>>>>>

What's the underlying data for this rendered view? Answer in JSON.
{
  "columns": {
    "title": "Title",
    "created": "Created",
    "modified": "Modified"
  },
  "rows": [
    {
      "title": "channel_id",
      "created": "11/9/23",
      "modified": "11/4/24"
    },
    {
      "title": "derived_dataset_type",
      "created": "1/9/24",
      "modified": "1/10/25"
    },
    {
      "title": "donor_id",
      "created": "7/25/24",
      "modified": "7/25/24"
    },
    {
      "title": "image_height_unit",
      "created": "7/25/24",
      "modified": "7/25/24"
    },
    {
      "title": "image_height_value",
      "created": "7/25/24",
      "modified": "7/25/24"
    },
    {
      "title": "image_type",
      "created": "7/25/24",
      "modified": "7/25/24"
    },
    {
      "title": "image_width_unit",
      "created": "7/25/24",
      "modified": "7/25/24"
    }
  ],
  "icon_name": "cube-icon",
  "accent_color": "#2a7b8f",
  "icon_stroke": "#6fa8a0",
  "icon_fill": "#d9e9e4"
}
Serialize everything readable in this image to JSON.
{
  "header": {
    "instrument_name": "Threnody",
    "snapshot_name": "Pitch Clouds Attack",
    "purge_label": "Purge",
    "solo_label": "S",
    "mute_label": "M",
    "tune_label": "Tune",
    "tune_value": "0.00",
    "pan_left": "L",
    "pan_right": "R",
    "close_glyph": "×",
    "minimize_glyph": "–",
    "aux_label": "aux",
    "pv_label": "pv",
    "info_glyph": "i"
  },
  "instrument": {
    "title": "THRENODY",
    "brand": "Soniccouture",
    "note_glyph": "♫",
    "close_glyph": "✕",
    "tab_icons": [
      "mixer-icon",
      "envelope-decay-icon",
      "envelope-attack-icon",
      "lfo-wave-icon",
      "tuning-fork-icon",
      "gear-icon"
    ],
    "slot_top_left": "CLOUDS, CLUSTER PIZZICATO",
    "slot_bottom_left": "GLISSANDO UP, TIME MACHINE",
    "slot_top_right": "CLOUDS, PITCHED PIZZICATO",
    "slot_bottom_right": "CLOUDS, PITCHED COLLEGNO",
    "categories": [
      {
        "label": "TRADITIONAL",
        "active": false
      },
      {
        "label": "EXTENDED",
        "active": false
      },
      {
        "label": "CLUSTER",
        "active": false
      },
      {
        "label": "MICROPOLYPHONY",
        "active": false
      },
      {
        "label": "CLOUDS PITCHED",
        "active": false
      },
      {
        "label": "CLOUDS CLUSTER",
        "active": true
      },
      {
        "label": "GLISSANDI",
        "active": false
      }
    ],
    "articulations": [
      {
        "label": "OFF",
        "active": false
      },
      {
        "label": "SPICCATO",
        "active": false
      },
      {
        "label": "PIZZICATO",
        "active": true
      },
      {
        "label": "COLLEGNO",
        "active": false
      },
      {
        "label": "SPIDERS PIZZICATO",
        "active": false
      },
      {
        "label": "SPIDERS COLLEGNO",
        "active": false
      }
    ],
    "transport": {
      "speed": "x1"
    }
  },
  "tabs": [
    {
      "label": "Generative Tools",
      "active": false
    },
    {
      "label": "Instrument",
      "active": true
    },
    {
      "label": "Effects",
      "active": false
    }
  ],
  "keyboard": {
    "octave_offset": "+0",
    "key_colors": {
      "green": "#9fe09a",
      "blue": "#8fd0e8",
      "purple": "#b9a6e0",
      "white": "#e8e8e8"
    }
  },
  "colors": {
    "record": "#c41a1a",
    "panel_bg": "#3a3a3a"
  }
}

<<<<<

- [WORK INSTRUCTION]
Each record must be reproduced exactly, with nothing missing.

- [SOLUTION FOR THIS TASK]
What's the underlying data for this rendered view? Answer in JSON.
{
  "columns": {
    "title": "Title",
    "created": "Created",
    "modified": "Modified"
  },
  "rows": [
    {
      "title": "channel_id",
      "created": "11/9/23",
      "modified": "11/4/24"
    },
    {
      "title": "derived_dataset_type",
      "created": "1/9/24",
      "modified": "1/10/25"
    },
    {
      "title": "donor_id",
      "created": "7/25/24",
      "modified": "7/25/24"
    },
    {
      "title": "image_height_unit",
      "created": "7/25/24",
      "modified": "7/25/24"
    },
    {
      "title": "image_height_value",
      "created": "7/25/24",
      "modified": "7/25/24"
    },
    {
      "title": "image_type",
      "created": "7/25/24",
      "modified": "7/25/24"
    },
    {
      "title": "image_width_unit",
      "created": "7/25/24",
      "modified": "7/25/24"
    }
  ],
  "icon_name": "cube-icon",
  "accent_color": "#2a7b8f",
  "icon_stroke": "#6fa8a0",
  "icon_fill": "#d9e9e4"
}
Serialize everything readable in this image to JSON.
{
  "header": {
    "instrument_name": "Threnody",
    "snapshot_name": "Pitch Clouds Attack",
    "purge_label": "Purge",
    "solo_label": "S",
    "mute_label": "M",
    "tune_label": "Tune",
    "tune_value": "0.00",
    "pan_left": "L",
    "pan_right": "R",
    "close_glyph": "×",
    "minimize_glyph": "–",
    "aux_label": "aux",
    "pv_label": "pv",
    "info_glyph": "i"
  },
  "instrument": {
    "title": "THRENODY",
    "brand": "Soniccouture",
    "note_glyph": "♫",
    "close_glyph": "✕",
    "tab_icons": [
      "mixer-icon",
      "envelope-decay-icon",
      "envelope-attack-icon",
      "lfo-wave-icon",
      "tuning-fork-icon",
      "gear-icon"
    ],
    "slot_top_left": "CLOUDS, CLUSTER PIZZICATO",
    "slot_bottom_left": "GLISSANDO UP, TIME MACHINE",
    "slot_top_right": "CLOUDS, PITCHED PIZZICATO",
    "slot_bottom_right": "CLOUDS, PITCHED COLLEGNO",
    "categories": [
      {
        "label": "TRADITIONAL",
        "active": false
      },
      {
        "label": "EXTENDED",
        "active": false
      },
      {
        "label": "CLUSTER",
        "active": false
      },
      {
        "label": "MICROPOLYPHONY",
        "active": false
      },
      {
        "label": "CLOUDS PITCHED",
        "active": false
      },
      {
        "label": "CLOUDS CLUSTER",
        "active": true
      },
      {
        "label": "GLISSANDI",
        "active": false
      }
    ],
    "articulations": [
      {
        "label": "OFF",
        "active": false
      },
      {
        "label": "SPICCATO",
        "active": false
      },
      {
        "label": "PIZZICATO",
        "active": true
      },
      {
        "label": "COLLEGNO",
        "active": false
      },
      {
        "label": "SPIDERS PIZZICATO",
        "active": false
      },
      {
        "label": "SPIDERS COLLEGNO",
        "active": false
      }
    ],
    "transport": {
      "speed": "x1"
    }
  },
  "tabs": [
    {
      "label": "Generative Tools",
      "active": false
    },
    {
      "label": "Instrument",
      "active": true
    },
    {
      "label": "Effects",
      "active": false
    }
  ],
  "keyboard": {
    "octave_offset": "+0",
    "key_colors": {
      "green": "#9fe09a",
      "blue": "#8fd0e8",
      "purple": "#b9a6e0",
      "white": "#e8e8e8"
    }
  },
  "colors": {
    "record": "#c41a1a",
    "panel_bg": "#3a3a3a"
  }
}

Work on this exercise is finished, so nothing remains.